TAIPEI (Reuters) – Taiwan’s Foxconn said on Monday it had partnered with Indian conglomerate Vedanta to make semiconductors in the South Asian country, as the electronics giant looks to diversify its business amid a global chip shortage.
Foxconn, the world’s largest contract electronics manufacturer and a major Apple supplier, has expanded into areas including electric vehicles (EVs) and semiconductors in recent years.
In a statement, Foxconn said it had signed a memorandum of understanding with oil-to-metals group Vedanta to make semiconductors, calling it “a significant boost to domestic manufacturing of electronics in India.”
Foxconn said it would invest $118.7 million to set up a joint venture company with Vedanta, which would be the majority shareholder of the new venture. Foxconn would hold 40% of the venture’s shares, it added.

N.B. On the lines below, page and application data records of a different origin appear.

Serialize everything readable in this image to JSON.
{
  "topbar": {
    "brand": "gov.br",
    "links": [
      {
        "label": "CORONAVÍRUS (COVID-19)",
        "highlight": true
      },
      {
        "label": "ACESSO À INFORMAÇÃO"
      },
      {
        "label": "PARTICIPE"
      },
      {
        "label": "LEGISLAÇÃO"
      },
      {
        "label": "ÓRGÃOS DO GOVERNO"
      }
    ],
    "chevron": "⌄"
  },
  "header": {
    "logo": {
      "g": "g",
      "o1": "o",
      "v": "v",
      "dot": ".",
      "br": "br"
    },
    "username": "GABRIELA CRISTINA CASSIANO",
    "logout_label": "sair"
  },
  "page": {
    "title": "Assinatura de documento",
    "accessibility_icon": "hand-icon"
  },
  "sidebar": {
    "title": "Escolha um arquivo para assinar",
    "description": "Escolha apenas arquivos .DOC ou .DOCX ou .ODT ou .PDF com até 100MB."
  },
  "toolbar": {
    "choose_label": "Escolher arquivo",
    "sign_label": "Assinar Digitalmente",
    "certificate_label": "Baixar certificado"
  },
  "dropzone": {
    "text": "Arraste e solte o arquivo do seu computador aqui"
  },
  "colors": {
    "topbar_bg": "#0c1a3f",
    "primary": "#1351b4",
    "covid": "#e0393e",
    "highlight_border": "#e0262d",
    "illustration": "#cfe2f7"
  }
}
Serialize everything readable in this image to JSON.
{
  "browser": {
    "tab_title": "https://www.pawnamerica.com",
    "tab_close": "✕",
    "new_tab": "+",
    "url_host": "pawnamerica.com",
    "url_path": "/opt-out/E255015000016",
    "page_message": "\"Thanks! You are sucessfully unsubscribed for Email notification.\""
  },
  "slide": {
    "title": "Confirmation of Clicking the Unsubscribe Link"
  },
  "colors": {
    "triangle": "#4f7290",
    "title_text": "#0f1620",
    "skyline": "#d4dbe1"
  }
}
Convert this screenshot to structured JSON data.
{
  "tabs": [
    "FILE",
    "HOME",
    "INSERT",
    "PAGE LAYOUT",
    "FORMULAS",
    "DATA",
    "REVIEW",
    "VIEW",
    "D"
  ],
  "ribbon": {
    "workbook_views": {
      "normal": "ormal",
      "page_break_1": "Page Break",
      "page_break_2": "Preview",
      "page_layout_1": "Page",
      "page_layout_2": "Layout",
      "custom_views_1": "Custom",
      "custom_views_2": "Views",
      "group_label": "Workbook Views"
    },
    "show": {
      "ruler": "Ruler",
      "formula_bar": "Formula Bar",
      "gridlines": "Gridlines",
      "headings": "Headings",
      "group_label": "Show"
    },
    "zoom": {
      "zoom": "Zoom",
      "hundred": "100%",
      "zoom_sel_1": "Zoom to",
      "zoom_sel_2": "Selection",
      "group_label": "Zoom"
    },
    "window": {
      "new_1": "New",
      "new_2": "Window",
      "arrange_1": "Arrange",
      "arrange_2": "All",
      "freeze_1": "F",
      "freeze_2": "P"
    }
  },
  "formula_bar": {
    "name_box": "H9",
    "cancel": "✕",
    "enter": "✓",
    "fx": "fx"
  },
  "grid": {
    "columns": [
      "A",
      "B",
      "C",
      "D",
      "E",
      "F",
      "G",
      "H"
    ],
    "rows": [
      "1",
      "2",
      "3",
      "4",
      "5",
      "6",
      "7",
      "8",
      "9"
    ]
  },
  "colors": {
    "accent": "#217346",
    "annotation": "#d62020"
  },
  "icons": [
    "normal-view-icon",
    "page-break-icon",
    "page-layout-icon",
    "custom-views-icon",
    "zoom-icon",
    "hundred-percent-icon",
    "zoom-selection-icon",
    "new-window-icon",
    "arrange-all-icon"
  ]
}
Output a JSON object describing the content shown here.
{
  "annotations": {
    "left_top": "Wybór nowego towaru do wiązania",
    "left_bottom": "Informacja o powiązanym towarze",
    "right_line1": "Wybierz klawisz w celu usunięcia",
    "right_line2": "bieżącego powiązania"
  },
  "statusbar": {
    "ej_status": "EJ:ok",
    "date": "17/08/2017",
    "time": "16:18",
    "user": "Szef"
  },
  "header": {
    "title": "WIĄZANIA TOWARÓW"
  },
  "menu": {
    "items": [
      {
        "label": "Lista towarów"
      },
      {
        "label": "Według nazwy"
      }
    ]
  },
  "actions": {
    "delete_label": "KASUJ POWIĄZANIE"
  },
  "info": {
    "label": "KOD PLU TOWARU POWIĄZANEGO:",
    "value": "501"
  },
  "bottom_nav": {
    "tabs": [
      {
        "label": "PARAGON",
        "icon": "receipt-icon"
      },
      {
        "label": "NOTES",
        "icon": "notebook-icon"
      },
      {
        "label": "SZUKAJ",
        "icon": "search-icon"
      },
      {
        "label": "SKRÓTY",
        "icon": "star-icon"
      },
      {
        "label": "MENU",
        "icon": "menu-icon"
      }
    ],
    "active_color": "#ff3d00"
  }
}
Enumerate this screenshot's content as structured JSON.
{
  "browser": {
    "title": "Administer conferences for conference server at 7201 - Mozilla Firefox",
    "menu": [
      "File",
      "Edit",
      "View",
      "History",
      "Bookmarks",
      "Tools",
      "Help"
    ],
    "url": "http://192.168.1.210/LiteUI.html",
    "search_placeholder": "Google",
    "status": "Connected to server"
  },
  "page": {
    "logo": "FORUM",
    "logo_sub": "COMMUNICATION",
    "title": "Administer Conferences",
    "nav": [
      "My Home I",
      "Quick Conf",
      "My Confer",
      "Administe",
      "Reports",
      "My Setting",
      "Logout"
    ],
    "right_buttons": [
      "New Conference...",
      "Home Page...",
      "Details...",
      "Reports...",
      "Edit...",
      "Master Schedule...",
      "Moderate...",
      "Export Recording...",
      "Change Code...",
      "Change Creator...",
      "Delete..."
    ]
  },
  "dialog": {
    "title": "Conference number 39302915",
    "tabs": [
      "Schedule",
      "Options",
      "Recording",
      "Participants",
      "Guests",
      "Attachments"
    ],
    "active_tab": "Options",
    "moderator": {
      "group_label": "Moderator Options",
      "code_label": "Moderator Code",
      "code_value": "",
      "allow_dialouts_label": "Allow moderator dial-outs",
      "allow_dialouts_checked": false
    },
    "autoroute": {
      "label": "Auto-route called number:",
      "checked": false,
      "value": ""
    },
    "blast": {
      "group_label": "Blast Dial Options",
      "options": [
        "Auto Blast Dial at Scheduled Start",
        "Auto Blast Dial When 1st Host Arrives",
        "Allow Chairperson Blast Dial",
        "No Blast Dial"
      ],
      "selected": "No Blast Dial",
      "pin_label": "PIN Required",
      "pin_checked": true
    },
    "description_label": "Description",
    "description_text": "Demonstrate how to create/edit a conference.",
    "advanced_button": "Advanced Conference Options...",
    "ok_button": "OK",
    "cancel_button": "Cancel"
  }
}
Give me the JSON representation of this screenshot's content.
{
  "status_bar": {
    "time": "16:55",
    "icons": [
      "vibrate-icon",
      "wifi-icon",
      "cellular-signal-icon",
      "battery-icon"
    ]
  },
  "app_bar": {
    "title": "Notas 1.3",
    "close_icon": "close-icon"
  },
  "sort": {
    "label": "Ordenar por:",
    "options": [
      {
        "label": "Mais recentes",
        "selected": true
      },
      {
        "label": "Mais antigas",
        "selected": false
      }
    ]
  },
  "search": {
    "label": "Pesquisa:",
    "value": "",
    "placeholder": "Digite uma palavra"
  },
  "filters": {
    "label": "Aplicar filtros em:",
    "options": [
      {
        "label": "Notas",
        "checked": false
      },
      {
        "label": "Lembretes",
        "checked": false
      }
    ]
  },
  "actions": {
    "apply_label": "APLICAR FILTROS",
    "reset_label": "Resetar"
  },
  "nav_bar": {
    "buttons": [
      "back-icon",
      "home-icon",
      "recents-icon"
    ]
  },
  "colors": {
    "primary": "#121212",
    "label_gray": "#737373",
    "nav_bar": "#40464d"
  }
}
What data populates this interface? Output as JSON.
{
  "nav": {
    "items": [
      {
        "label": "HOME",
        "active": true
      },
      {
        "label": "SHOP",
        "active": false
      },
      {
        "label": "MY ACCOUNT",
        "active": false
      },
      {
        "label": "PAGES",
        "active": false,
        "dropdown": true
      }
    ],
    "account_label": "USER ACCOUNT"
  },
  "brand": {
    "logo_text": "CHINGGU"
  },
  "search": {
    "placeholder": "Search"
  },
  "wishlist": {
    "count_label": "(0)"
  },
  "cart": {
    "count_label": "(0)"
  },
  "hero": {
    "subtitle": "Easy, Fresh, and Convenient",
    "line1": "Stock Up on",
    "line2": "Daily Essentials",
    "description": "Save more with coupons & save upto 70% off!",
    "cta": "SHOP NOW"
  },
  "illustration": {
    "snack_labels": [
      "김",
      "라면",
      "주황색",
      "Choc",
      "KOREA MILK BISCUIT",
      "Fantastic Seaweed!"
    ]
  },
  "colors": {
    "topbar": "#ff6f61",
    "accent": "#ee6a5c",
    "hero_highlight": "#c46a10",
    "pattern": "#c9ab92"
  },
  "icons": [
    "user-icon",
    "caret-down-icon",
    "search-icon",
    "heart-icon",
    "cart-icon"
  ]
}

“This first-of-its-kind joint venture between the two companies will support Indian Prime Minister Narendra Modi’s vision to create an ecosystem for semiconductor manufacturing in India,” the statement said.
According to the MoU, Vedanta will hold the majority of the equity in the venture, while Vedanta chairman Anil Agarwal will also serve as chair of the JV.
The Taiwan company has in recent years counted semiconductors among its core businesses and last year formed a partnership with Yageo to make semiconductor chips, following a global chip shortage that has rattled producers of goods from cars to electronics.
The company has also in recent years announced plans to become a major player in the global EV market, and has said it was in talks with “related foundries” on possible collaboration to make chips for EVs.
The collaboration between Vedanta and Foxconn is claimed to be the first joint venture in the electronics manufacturing space following the India government’s recent policy announcement for Electronics Manufacturing & PLI scheme to incentivize companies to contribute towards development of the sector.
(Reporting by Yimou Lee; Editing by David Holmes)